The continent-wide daily average was 10,300 last week, down from 11,000 the week before.
Africa has recorded 1,147,369 cases, more than half of which are in South Africa, and about 26,000 deaths.
The Director of the Africa Centres for Disease Control and Prevention Dr John Nkengasong has described the development as a “sign of hope”.
“We are beginning to bend the curve slowly, but it’s very, very early .We are dealing with a very delicate virus that spreads rapidly. We take this news with cautious optimism,” he said.
As Member States begin to ease lockdowns & reopen, it is critical to prepare #Africa for the next phase of the #COVID19 pandemic. Saving Lives, Economies, and Livelihoods aims to harmonize strategies to protect borders and travel, economies, livelihoods and schools.
— John Nkengasong (@JNkengasong) August 20, 2020
Dr John Nkengasong cautioned African countries against complacency in order not to erode the gains made in the fight against the COVID-19.

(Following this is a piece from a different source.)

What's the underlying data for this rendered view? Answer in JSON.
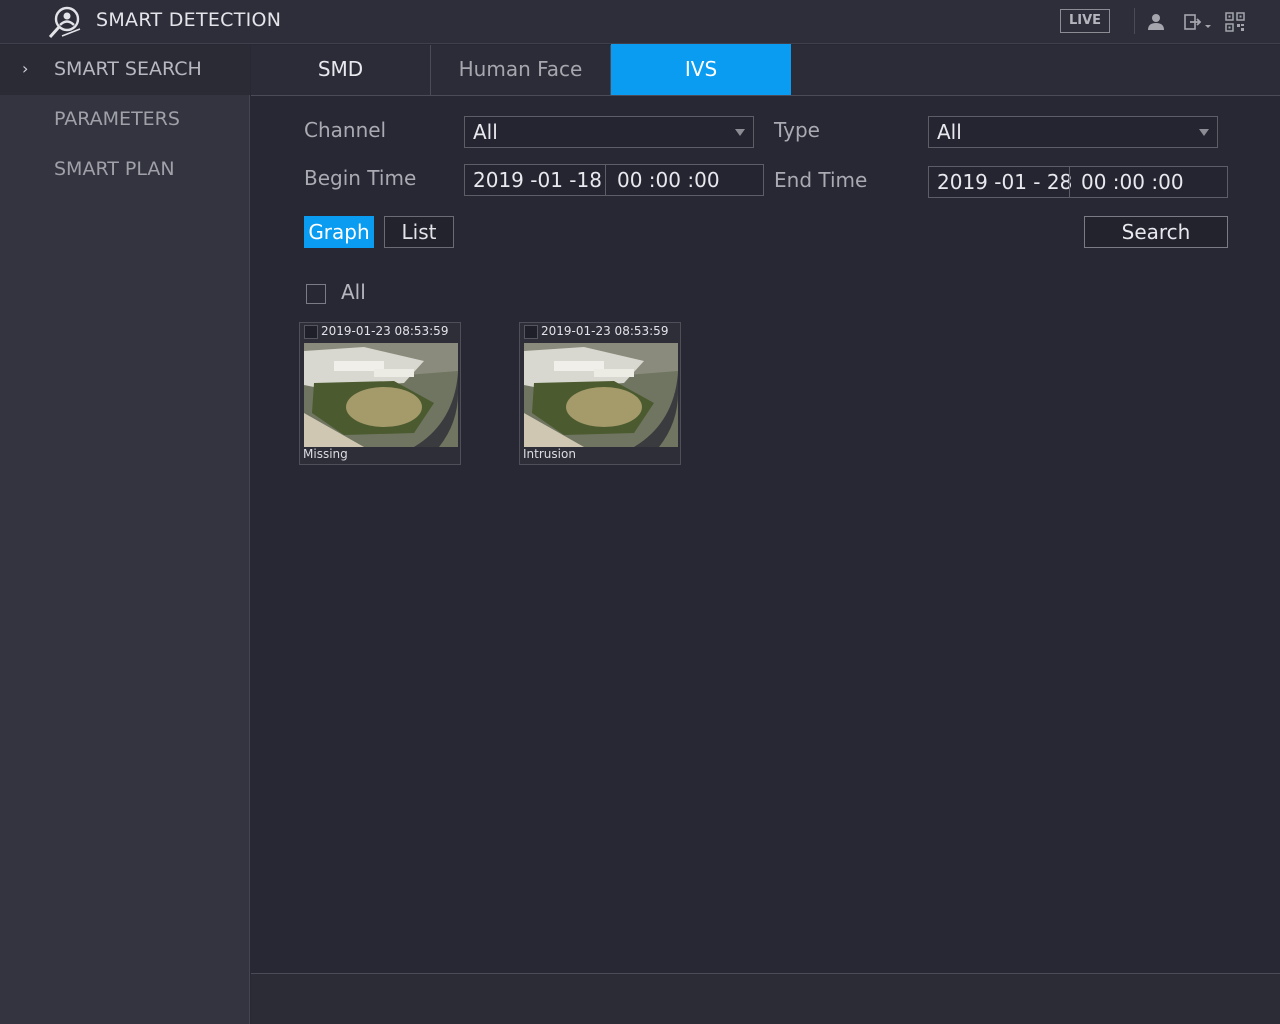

“We really want our population not to show what we call ‘prevention fatigue’, where we slow down on the measures that we are putting in place.”
He urged people to continue their efforts to prevent the spread of the virus, specifically saying that people needed to continue to wear masks, to maintain social distance and that more testing is needed.
The WHO attributes the overall drop in newly confirmed cases in Africa to the decreasing number of positive cases in some worst hit countries including South Africa.